Tuesday, April 26, 2011

5 Things I Bet You Didn't Know About the SAT

We thought it'd be fun to throw out a little SAT trivia as students get closer to the final two tests of the school year (5/7 & 6/4).  Here goes...

1.  An Army Brat
In its original form, the test (then known as the "Army Alpha") appeared in 1901 as an IQ test commissioned by the US Army.  It was first administered to college applicants in 1926.  By the end of the 1930s, the SAT was used as a scholarship test for all Ivy League schools.  

2. Time's Up!
The original test required students to complete 315 questions in 97 minutes in the following areas: definitions, classification, artificial language, antonyms, analogies, logical inference, and paragraph reading, number series and arithmetical problems.  That's about 30 seconds per question.  Yikes! 
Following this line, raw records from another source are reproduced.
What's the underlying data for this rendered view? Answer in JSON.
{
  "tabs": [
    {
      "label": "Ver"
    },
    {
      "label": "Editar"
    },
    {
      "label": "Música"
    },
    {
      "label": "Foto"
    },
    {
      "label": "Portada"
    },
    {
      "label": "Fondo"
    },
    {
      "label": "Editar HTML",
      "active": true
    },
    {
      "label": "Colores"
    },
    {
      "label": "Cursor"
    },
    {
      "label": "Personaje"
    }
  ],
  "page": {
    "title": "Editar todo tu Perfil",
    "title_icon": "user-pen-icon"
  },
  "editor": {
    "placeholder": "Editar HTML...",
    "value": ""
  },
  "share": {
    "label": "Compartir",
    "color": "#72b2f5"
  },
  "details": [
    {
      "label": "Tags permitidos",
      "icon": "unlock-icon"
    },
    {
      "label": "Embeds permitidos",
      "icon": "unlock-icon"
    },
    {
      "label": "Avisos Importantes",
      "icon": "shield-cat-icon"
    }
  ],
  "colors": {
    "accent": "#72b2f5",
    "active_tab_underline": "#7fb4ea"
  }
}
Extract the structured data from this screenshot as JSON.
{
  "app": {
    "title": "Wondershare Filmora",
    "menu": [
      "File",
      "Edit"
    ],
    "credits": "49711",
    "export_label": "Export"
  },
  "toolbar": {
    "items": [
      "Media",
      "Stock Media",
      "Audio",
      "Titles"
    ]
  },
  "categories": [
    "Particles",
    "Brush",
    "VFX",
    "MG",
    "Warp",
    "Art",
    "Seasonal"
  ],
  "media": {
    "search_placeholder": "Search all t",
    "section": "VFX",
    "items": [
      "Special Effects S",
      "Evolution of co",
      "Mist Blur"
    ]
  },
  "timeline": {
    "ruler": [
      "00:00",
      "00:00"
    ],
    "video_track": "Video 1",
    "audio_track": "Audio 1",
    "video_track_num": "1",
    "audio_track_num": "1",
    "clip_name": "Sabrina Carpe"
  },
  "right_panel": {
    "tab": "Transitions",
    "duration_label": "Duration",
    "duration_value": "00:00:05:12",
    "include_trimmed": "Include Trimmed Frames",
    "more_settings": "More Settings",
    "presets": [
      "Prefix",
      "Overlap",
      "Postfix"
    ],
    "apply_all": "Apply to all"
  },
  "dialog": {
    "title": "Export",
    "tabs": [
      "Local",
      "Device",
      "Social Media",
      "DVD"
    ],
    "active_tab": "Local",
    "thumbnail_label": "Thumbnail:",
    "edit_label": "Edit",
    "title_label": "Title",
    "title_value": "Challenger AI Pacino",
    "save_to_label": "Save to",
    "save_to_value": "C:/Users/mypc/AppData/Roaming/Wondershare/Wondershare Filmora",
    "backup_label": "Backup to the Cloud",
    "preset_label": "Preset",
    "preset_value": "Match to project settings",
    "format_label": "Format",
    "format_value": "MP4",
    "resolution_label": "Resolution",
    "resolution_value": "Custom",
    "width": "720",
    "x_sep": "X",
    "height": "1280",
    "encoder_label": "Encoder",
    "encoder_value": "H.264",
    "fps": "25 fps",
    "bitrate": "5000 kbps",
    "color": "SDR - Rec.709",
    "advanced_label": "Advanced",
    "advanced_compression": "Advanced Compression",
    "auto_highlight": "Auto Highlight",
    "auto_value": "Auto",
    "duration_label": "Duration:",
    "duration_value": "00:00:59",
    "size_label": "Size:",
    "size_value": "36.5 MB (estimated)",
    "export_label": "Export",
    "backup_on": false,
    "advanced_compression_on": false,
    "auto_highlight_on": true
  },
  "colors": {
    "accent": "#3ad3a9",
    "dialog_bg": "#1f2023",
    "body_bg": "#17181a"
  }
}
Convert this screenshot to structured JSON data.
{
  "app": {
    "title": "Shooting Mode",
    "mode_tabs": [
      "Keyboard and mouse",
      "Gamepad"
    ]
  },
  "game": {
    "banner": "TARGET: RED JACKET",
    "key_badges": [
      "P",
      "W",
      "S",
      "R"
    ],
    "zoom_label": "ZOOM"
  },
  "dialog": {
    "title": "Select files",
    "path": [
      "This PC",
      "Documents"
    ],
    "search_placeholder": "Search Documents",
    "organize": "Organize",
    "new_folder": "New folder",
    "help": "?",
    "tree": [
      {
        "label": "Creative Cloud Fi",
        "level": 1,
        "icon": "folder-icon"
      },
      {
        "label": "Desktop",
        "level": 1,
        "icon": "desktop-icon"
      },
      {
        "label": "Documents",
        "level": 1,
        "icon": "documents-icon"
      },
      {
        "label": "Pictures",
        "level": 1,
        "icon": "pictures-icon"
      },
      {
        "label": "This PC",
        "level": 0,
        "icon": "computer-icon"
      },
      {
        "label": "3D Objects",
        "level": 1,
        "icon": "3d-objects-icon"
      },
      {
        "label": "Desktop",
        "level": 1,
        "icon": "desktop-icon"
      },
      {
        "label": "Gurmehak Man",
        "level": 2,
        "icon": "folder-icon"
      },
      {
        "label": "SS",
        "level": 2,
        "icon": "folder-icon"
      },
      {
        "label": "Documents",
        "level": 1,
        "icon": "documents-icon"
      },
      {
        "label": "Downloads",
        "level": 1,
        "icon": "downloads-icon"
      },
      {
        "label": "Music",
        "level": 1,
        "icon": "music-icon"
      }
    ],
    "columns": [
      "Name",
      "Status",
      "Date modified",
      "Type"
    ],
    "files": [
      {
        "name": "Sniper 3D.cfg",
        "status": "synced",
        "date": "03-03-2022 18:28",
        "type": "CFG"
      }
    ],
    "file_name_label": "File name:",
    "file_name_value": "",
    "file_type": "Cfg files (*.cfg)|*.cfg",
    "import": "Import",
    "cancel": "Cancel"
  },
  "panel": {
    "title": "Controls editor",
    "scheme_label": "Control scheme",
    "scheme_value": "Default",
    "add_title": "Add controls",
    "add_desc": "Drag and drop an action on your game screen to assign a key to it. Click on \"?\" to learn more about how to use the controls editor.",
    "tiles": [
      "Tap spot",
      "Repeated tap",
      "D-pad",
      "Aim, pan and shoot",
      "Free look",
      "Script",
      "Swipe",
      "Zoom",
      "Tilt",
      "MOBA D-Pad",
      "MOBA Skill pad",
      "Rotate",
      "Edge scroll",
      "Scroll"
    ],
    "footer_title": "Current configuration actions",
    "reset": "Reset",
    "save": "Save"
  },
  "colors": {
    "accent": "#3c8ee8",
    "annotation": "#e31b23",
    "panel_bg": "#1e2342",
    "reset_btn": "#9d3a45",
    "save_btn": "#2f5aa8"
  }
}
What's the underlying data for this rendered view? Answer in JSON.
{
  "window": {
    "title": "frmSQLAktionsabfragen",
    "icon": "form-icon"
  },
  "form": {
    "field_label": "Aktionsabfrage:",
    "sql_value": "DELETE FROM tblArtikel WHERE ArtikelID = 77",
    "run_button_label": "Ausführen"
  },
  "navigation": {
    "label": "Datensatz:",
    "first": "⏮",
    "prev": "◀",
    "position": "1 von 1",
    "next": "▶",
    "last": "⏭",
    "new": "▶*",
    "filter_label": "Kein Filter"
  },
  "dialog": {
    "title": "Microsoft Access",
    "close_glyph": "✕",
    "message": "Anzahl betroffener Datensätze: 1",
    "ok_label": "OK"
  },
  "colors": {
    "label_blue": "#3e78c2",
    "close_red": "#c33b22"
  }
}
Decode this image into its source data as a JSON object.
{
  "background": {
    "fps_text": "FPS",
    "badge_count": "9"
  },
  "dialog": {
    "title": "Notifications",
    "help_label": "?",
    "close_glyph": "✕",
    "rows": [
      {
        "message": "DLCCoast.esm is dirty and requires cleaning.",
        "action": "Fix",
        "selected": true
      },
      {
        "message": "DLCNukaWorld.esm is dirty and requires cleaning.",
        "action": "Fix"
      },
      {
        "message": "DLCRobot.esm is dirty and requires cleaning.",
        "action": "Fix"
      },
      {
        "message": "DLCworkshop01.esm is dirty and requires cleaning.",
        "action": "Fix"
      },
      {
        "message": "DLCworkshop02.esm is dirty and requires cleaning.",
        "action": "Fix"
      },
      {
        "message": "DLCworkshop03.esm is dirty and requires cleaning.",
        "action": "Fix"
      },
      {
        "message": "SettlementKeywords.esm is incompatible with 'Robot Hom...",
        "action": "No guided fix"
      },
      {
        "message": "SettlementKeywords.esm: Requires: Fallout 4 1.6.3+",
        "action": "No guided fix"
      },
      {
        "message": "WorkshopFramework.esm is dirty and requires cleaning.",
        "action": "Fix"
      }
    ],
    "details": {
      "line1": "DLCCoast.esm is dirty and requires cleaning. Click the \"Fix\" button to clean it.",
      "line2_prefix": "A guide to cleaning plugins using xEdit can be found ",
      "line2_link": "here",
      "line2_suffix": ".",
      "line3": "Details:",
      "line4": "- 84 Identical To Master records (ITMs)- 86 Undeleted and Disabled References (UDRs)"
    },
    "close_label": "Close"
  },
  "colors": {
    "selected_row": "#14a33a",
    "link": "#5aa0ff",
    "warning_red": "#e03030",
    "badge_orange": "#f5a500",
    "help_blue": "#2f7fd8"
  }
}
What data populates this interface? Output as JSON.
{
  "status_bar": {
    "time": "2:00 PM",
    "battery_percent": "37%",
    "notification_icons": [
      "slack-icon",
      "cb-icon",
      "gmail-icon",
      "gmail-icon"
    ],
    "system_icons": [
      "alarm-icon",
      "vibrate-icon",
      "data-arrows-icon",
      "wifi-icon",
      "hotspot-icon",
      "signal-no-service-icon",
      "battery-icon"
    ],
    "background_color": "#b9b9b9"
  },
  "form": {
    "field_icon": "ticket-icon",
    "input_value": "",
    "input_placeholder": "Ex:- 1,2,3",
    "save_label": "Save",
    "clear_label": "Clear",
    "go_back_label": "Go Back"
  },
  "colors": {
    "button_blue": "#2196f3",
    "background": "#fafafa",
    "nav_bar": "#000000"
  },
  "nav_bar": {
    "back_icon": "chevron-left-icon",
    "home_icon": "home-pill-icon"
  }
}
3.  What's in a Name?
"SAT" initially stood for "Scholastic Achievement Test"; in 1941, the name was changed to "Scholastic Aptitude Test."  Today, its full name is "SAT Reasoning Test."  And guess, what?!  "SAT" doesn't stand for anything...it's just "SAT." 

4.  Classified Information
Before 1958, only high schools and colleges were able to view students’ scores--not the students themselves. 

5.  A Civil Right
In the early 1960s, College Board officials began visiting testing centers to make sure that all students were being tested under equal conditions. If a school district refused to desegregate, the test center was closed and the tests were given at a local military base. 

Learn how to A-C-E the SAT at www.InnovativeTestPrep.com!